Any government with no structural limits on its powers is, or will become, totalitarian, by definition. Tyrannies of majorities are no less oppressive, and no more justifable, than any other tyrannies. Nor is "the public" any wiser or any more noble than most of history's despots. There is nothing wrong with democracy, provided majority decision-making is circumscribed by moral constraints. How to enforce those constraints is problematic. No approach tried so far has been successful; megalomaniacs and demagogues always devise ways to evade them.If you think it's a good idea to live in a democracy, I don't see how you can design that democracy to remove the danger of this happening. This problem with democracy has been recognised since Plato's parable of the ship. How do you stop politicians from taking this populist route to electoral success? Are you saying that you arrange things such that politicians are constitutionally barred from offering any options to the electorate? Wouldn't that essentially mean that you're proposing an end to democracy and a society which is, instead, dictated by an unchangeable "written in stone" constitution, and nothing else?
-- Updated October 21st, 2017, 2:42 pm to add the following --
Not a "law of Nature." It is just the sort of economy which arises spontaneously among people in a social setting (so situated as to be able to interact) when no third-party interference occurs (i.e., before politicians get involved). It is the sort of economic system observed in traditional agoras all over the world, and in flea markets today --- craftsmen, farmers, traders bring their wares and produce to the market, or offer their services there, and willing buyers compare goods and prices from different vendors and buy or not, depending on their personal interests, needs, and budgets.Steve3007 wrote:Is this because you regard free-trade capitalism as closer to a discovered law of nature than it is to an aritificially created law of human behaviour? i.e. more of a description than a prescription?

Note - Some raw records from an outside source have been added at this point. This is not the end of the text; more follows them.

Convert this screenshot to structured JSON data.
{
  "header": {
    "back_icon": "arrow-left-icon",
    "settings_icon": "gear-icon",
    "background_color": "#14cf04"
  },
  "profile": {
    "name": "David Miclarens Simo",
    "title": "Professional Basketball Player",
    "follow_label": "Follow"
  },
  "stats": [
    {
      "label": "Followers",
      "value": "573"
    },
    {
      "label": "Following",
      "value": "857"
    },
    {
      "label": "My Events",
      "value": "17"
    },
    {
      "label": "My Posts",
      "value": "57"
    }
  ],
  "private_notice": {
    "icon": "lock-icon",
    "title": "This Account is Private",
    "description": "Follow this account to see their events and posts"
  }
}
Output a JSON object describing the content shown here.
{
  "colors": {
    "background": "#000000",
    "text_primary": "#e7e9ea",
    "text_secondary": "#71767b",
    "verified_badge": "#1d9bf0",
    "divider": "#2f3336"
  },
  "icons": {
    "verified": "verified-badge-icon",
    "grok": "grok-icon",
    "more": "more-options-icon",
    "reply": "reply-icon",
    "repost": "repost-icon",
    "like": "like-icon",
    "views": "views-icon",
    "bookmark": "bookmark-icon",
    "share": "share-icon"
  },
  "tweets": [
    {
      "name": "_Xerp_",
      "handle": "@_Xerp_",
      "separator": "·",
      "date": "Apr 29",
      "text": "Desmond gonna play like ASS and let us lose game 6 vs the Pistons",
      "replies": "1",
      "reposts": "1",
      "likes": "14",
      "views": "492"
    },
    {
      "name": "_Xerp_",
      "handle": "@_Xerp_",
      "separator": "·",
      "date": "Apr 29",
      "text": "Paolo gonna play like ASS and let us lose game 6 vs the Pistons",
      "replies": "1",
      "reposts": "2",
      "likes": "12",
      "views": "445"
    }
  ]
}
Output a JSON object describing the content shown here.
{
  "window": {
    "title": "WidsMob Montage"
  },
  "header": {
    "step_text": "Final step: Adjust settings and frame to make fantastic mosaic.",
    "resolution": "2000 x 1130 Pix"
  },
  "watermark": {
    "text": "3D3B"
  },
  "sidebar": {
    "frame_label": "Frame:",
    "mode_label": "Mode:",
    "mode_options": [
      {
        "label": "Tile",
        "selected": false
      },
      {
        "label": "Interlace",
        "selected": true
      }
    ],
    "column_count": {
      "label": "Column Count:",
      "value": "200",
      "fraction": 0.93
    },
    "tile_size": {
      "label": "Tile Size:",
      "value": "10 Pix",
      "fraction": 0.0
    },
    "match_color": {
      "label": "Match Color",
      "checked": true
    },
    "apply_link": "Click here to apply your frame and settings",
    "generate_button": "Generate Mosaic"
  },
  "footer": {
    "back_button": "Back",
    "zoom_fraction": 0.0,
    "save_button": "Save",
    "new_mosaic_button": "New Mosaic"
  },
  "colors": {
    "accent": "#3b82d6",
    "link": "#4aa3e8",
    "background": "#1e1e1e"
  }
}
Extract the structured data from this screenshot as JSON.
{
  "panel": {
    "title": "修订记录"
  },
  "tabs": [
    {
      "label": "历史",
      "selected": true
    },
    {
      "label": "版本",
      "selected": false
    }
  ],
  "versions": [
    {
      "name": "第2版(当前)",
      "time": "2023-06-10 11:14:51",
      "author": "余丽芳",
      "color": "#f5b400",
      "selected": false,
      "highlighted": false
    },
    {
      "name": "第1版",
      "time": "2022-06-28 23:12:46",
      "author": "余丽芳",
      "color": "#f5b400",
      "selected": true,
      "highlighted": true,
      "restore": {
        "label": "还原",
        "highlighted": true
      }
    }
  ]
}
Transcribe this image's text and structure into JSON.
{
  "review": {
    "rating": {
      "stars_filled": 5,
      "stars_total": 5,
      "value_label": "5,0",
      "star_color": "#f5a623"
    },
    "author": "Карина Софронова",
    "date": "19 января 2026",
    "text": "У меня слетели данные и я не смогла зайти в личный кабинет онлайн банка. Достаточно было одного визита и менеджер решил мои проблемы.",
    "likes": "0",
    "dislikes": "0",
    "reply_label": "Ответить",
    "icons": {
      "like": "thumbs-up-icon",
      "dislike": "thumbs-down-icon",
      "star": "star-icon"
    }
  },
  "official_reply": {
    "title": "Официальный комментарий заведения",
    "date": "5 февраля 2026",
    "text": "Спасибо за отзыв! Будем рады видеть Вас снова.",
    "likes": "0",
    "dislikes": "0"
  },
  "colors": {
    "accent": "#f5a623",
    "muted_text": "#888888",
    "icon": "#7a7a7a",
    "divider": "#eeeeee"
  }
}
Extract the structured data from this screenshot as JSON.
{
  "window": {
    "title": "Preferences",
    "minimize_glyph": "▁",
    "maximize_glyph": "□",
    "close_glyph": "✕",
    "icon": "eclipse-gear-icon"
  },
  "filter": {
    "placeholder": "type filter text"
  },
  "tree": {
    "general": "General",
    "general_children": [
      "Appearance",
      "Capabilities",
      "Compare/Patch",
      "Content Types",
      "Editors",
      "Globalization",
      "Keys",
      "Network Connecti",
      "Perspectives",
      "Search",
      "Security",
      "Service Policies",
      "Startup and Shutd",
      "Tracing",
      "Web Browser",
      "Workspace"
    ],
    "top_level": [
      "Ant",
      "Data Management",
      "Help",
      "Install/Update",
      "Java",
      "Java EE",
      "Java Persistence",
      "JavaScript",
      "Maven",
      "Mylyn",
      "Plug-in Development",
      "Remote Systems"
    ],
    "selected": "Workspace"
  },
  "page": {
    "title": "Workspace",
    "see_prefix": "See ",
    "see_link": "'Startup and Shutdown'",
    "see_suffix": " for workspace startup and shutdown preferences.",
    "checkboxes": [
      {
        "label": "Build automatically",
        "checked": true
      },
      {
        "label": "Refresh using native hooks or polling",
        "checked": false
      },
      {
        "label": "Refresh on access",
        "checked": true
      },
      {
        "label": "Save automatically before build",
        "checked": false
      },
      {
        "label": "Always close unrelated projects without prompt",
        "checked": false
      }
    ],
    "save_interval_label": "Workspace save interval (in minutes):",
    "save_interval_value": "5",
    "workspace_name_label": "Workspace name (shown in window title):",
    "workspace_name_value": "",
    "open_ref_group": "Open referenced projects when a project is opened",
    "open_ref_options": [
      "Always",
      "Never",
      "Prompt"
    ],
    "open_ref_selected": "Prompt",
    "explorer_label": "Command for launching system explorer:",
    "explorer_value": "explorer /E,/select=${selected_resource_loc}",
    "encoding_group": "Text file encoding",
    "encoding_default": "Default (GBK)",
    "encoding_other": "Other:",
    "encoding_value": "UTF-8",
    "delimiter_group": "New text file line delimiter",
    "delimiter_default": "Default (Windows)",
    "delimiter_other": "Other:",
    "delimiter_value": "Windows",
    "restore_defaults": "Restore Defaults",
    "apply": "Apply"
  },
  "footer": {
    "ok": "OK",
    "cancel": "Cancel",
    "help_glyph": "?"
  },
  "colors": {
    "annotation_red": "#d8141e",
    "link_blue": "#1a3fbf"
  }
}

Yes. Biospheres and economies are both Complex Adaptive Systems (CAS's). See previous comment.If so, I presume the usual analogies with Evolutionary Biology and Physics would be made. The actions of bureaucrats in re-distributing wealth (mentioned near the end of your post) would perhaps be analagous to friction in a mechanical system. As I said earlier, the operation of markets has obvious parallels with Evolutionary Biology. etc.